• _Exercise objective_
Please, without the pictures, restate every entry exactly.

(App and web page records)
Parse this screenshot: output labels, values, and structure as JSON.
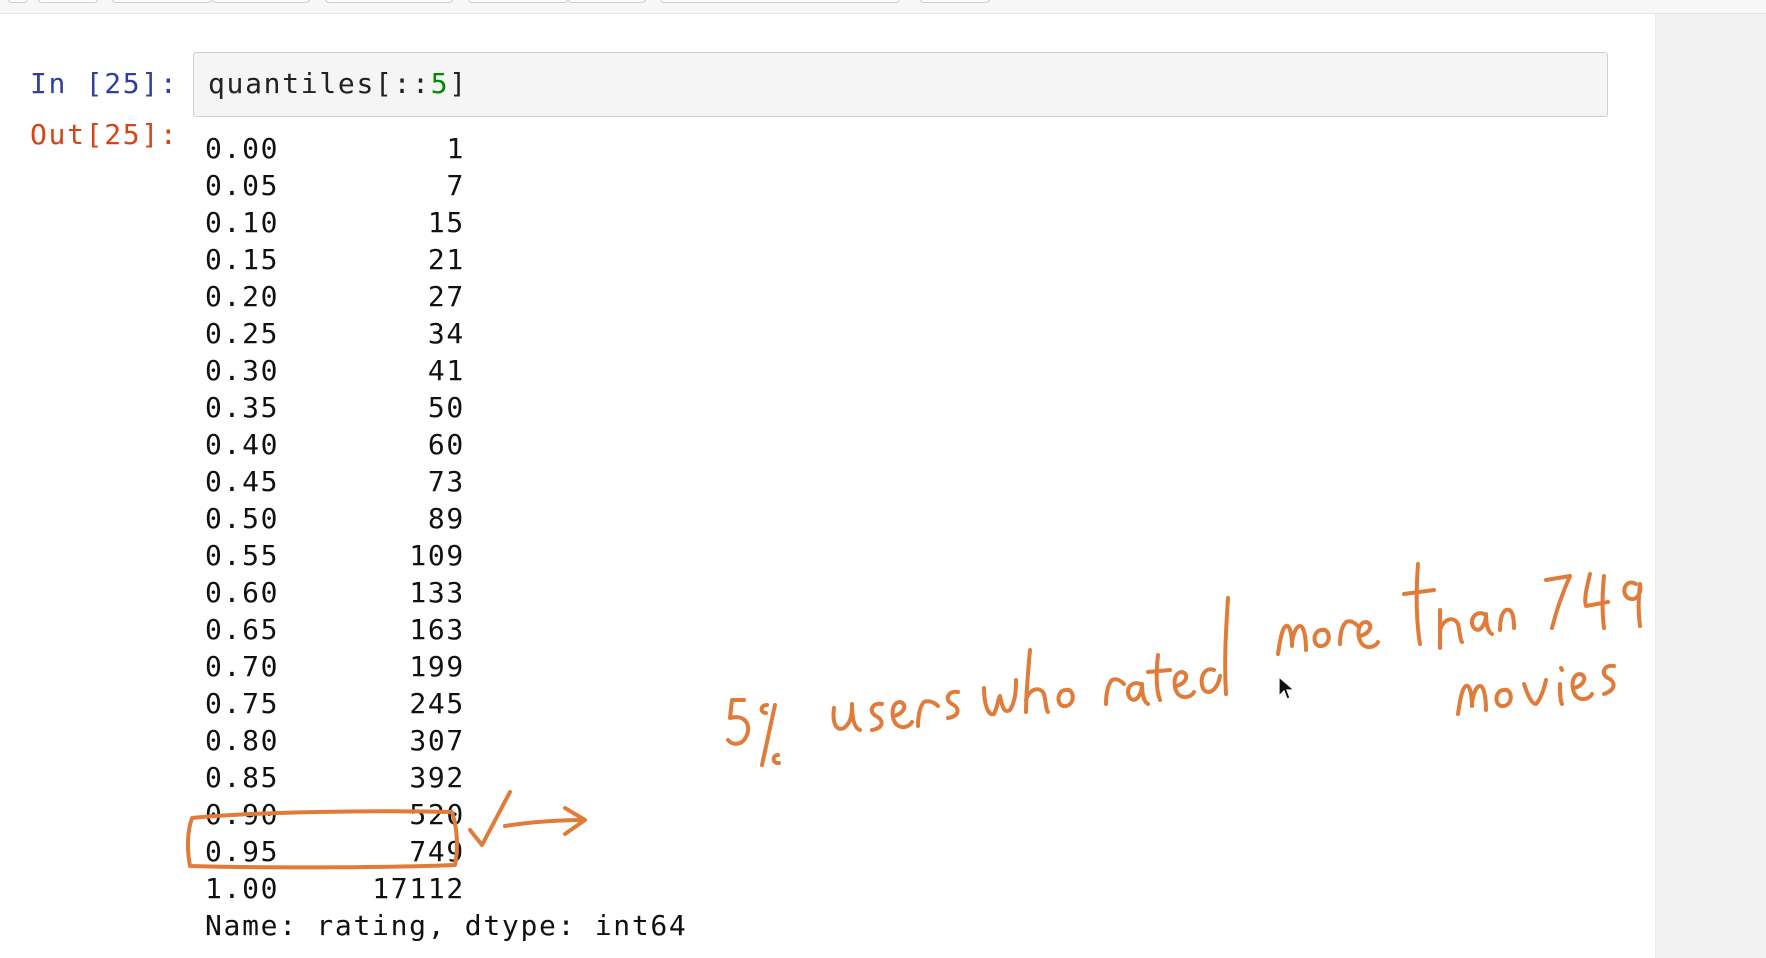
{
  "input_cell": {
    "prompt": "In [25]:",
    "code_prefix": "quantiles[::",
    "code_number": "5",
    "code_suffix": "]"
  },
  "output_cell": {
    "prompt": "Out[25]:",
    "rows": [
      {
        "quantile": "0.00",
        "value": "1"
      },
      {
        "quantile": "0.05",
        "value": "7"
      },
      {
        "quantile": "0.10",
        "value": "15"
      },
      {
        "quantile": "0.15",
        "value": "21"
      },
      {
        "quantile": "0.20",
        "value": "27"
      },
      {
        "quantile": "0.25",
        "value": "34"
      },
      {
        "quantile": "0.30",
        "value": "41"
      },
      {
        "quantile": "0.35",
        "value": "50"
      },
      {
        "quantile": "0.40",
        "value": "60"
      },
      {
        "quantile": "0.45",
        "value": "73"
      },
      {
        "quantile": "0.50",
        "value": "89"
      },
      {
        "quantile": "0.55",
        "value": "109"
      },
      {
        "quantile": "0.60",
        "value": "133"
      },
      {
        "quantile": "0.65",
        "value": "163"
      },
      {
        "quantile": "0.70",
        "value": "199"
      },
      {
        "quantile": "0.75",
        "value": "245"
      },
      {
        "quantile": "0.80",
        "value": "307"
      },
      {
        "quantile": "0.85",
        "value": "392"
      },
      {
        "quantile": "0.90",
        "value": "520"
      },
      {
        "quantile": "0.95",
        "value": "749"
      },
      {
        "quantile": "1.00",
        "value": "17112"
      }
    ],
    "footer": "Name: rating, dtype: int64"
  },
  "annotation": {
    "handwritten_line1": "5% users who rated more than 749",
    "handwritten_line2": "movies",
    "highlighted_quantile": "0.95",
    "ink_color": "#e07b39"
  },
  "colors": {
    "in_prompt": "#303f9f",
    "out_prompt": "#d84315",
    "code_number": "#008800"
  }
}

• _Output of the exercise_
Parse this screenshot: output labels, values, and structure as JSON.
{
  "input_cell": {
    "prompt": "In [25]:",
    "code_prefix": "quantiles[::",
    "code_number": "5",
    "code_suffix": "]"
  },
  "output_cell": {
    "prompt": "Out[25]:",
    "rows": [
      {
        "quantile": "0.00",
        "value": "1"
      },
      {
        "quantile": "0.05",
        "value": "7"
      },
      {
        "quantile": "0.10",
        "value": "15"
      },
      {
        "quantile": "0.15",
        "value": "21"
      },
      {
        "quantile": "0.20",
        "value": "27"
      },
      {
        "quantile": "0.25",
        "value": "34"
      },
      {
        "quantile": "0.30",
        "value": "41"
      },
      {
        "quantile": "0.35",
        "value": "50"
      },
      {
        "quantile": "0.40",
        "value": "60"
      },
      {
        "quantile": "0.45",
        "value": "73"
      },
      {
        "quantile": "0.50",
        "value": "89"
      },
      {
        "quantile": "0.55",
        "value": "109"
      },
      {
        "quantile": "0.60",
        "value": "133"
      },
      {
        "quantile": "0.65",
        "value": "163"
      },
      {
        "quantile": "0.70",
        "value": "199"
      },
      {
        "quantile": "0.75",
        "value": "245"
      },
      {
        "quantile": "0.80",
        "value": "307"
      },
      {
        "quantile": "0.85",
        "value": "392"
      },
      {
        "quantile": "0.90",
        "value": "520"
      },
      {
        "quantile": "0.95",
        "value": "749"
      },
      {
        "quantile": "1.00",
        "value": "17112"
      }
    ],
    "footer": "Name: rating, dtype: int64"
  },
  "annotation": {
    "handwritten_line1": "5% users who rated more than 749",
    "handwritten_line2": "movies",
    "highlighted_quantile": "0.95",
    "ink_color": "#e07b39"
  },
  "colors": {
    "in_prompt": "#303f9f",
    "out_prompt": "#d84315",
    "code_number": "#008800"
  }
}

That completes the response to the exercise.